What It Means To Be Breaker Strong: The Honorable Paul J. Watford (LBHS Class of 1985)

Ashton Azadian, Outside Reporter

During Distance Learning last year, I wanted to find inspiring stories about Breaker alumni.  When searching for a person of interest, the name Paul Watford came up. He is one of LBHS’s most successful graduates. Watford played basketball for our school, back when we were known as the Artists. Not only was he a terrific basketball player at LBHS, but after he graduated, Watford went on to become one of the most important federal judges in the country. 

Watford is a Judge with the United States Court of Appeals for the Ninth Circuit, which is the nation’s largest federal appeals court that covers California, including Laguna Beach. He has been identified as a potential United States Supreme Court nominee under President Obama and the Biden-Harris Administration. Following his graduation from LBHS in 1985, he went on to graduate from UC Berkeley and UCLA School of Law, turning down a college basketball scholarship offer to pursue academics. Once he completed law school, he served as a law clerk for Justice Ruth Bader Ginsburg on the United States Supreme Court. Judge Watford then served our country as a federal prosecutor in the Major Frauds Section of the U.S. Attorney’s Office here in Southern California, where he prosecuted a wide range of federal criminal cases. Following his service as a prosecutor, he joined a private law firm where he worked on appeals, and was one of the very best appellate lawyers in the country. President Obama then nominated Watford to serve our country as a federal judge, and his nomination was confirmed by the Senate. He currently serves in his lifetime role as a federal judge, while making time to serve as treasurer and board member of Neighborhood Legal Services of Los Angeles County, a nonprofit organization that provides “pro bono” legal services to the poor.  

(Depicted is Judge Watford on the 1984-1985 LBHS basketball team, left, and a more recent picture of him wearing his judicial robes inside one of his courtrooms, right.)

After reading about Judge Watford, I had the opportunity to speak with him earlier this year and learn more about this star LBHS alumnus.  His favorite memories from his time as a student at LBHS were playing basketball under Coach Faulkner, who was the LBHS basketball coach before Coach Fleming joined LBHS. Judge Watford also ran track his freshman year, but his real passion was basketball, so he decided to focus on that.  He was on the JV team the beginning of his sophomore year and then got promoted to Varsity the second half of that season, but he wasn’t a starter until the end of his junior year. He describes it as “the joy of playing basketball.” He played point guard. He would have preferred to be shooting guard.  Judge Watford’s LBHS basketball team even played a tournament in Hawaii. That Hawaii tournament stands out as a really great memory for Judge Watford because it was a great team bonding experience. He learned so many life lessons playing basketball: the need for discipline, putting in the hard work at something you are passionate about, the teamwork, and, as he put it, “you want to do everything you can to make each player the best they can be.”  

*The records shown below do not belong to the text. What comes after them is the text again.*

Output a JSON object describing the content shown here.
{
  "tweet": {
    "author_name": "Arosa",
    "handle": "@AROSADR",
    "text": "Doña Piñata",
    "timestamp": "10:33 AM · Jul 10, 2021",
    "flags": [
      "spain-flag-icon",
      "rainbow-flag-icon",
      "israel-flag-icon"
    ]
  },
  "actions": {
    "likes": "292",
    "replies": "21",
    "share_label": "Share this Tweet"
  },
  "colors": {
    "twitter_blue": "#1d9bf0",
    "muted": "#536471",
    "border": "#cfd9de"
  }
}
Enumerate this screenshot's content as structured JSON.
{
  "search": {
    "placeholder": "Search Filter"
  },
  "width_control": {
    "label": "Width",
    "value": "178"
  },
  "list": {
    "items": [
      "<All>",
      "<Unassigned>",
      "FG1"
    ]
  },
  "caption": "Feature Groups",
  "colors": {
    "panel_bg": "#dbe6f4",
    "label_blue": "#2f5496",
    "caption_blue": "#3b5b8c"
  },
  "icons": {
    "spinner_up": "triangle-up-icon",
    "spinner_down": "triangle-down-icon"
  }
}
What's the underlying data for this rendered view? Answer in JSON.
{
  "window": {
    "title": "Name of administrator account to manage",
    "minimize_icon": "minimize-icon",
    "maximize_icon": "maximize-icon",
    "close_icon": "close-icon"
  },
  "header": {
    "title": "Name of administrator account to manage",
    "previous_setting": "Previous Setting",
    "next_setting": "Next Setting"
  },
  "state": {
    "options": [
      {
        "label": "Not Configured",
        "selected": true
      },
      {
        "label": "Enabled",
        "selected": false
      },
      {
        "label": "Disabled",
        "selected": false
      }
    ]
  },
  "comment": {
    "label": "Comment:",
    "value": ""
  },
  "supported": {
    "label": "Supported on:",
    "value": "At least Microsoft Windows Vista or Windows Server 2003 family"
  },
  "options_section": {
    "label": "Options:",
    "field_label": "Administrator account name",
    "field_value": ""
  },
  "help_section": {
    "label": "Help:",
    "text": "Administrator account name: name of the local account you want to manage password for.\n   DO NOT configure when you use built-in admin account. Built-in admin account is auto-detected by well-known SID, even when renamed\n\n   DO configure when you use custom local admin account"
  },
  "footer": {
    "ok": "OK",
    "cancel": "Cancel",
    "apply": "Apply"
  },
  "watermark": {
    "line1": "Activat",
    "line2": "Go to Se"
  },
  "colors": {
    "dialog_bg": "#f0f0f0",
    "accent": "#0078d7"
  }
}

When asked if Judge Watford remembers any of his teachers who had a positive influence on him, he immediately recalled his English and writing teacher at LBHS named Mrs. Carson.  She taught him great writing skills, which became very important in Judge Watford’s chosen career as an attorney and then as a judge.  Judge Watford also shared why he wanted to become an attorney and judge; as an attorney, he wanted to help people solve their problems and, as a judge, he wants to help decide who is right in a dispute and help people to peacefully resolve their dispute, to give them a fair hearing, and to allow both sides to feel they got a fair hearing.  

The conversation with Judge Watford ended by asking if there is any advice he wishes he would have received while he was in high school. He did not hesitate in his response, stating that the most important advice any high school student should receive is to pursue your education and plan on attending college. He was more interested in pursuing a college education than playing basketball in college. Even though he got offered a scholarship to play basketball at Washington State (while a scout walked by and saw him shooting hoops at Main Beach), he instead decided to attend UC Berkeley to pursue his higher education. It is clear that this star LBHS alumnus made the right decision, serving as an inspiration to current and future generations of Breakers.